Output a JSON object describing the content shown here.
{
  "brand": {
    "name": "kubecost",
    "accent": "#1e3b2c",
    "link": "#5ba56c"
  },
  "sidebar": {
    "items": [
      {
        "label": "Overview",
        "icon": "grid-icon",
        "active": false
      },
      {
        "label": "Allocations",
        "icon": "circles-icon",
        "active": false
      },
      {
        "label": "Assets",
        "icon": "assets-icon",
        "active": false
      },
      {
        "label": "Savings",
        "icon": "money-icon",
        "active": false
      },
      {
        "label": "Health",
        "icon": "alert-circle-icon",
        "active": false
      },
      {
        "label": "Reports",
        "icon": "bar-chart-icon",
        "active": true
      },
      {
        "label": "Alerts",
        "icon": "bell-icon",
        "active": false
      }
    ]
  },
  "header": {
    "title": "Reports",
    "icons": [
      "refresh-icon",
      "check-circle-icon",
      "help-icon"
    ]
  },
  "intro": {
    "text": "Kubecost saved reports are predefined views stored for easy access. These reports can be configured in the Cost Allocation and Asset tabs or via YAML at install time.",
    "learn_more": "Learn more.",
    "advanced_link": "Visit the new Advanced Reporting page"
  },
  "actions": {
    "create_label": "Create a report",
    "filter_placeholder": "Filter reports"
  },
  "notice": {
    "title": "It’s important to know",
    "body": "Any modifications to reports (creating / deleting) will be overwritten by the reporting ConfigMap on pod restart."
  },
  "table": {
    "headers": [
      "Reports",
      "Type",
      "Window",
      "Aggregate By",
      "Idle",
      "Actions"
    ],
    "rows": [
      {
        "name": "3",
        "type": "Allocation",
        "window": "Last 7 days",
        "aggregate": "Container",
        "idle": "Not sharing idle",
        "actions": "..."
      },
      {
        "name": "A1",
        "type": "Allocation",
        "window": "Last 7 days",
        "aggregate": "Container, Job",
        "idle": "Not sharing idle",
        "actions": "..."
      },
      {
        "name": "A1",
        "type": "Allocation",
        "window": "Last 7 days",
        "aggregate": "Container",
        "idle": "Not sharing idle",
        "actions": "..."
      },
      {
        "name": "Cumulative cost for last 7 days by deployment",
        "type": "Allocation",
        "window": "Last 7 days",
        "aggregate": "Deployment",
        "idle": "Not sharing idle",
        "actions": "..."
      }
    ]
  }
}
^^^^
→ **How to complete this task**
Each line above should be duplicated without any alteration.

→ **Reply to the task**
Output a JSON object describing the content shown here.
{
  "brand": {
    "name": "kubecost",
    "accent": "#1e3b2c",
    "link": "#5ba56c"
  },
  "sidebar": {
    "items": [
      {
        "label": "Overview",
        "icon": "grid-icon",
        "active": false
      },
      {
        "label": "Allocations",
        "icon": "circles-icon",
        "active": false
      },
      {
        "label": "Assets",
        "icon": "assets-icon",
        "active": false
      },
      {
        "label": "Savings",
        "icon": "money-icon",
        "active": false
      },
      {
        "label": "Health",
        "icon": "alert-circle-icon",
        "active": false
      },
      {
        "label": "Reports",
        "icon": "bar-chart-icon",
        "active": true
      },
      {
        "label": "Alerts",
        "icon": "bell-icon",
        "active": false
      }
    ]
  },
  "header": {
    "title": "Reports",
    "icons": [
      "refresh-icon",
      "check-circle-icon",
      "help-icon"
    ]
  },
  "intro": {
    "text": "Kubecost saved reports are predefined views stored for easy access. These reports can be configured in the Cost Allocation and Asset tabs or via YAML at install time.",
    "learn_more": "Learn more.",
    "advanced_link": "Visit the new Advanced Reporting page"
  },
  "actions": {
    "create_label": "Create a report",
    "filter_placeholder": "Filter reports"
  },
  "notice": {
    "title": "It’s important to know",
    "body": "Any modifications to reports (creating / deleting) will be overwritten by the reporting ConfigMap on pod restart."
  },
  "table": {
    "headers": [
      "Reports",
      "Type",
      "Window",
      "Aggregate By",
      "Idle",
      "Actions"
    ],
    "rows": [
      {
        "name": "3",
        "type": "Allocation",
        "window": "Last 7 days",
        "aggregate": "Container",
        "idle": "Not sharing idle",
        "actions": "..."
      },
      {
        "name": "A1",
        "type": "Allocation",
        "window": "Last 7 days",
        "aggregate": "Container, Job",
        "idle": "Not sharing idle",
        "actions": "..."
      },
      {
        "name": "A1",
        "type": "Allocation",
        "window": "Last 7 days",
        "aggregate": "Container",
        "idle": "Not sharing idle",
        "actions": "..."
      },
      {
        "name": "Cumulative cost for last 7 days by deployment",
        "type": "Allocation",
        "window": "Last 7 days",
        "aggregate": "Deployment",
        "idle": "Not sharing idle",
        "actions": "..."
      }
    ]
  }
}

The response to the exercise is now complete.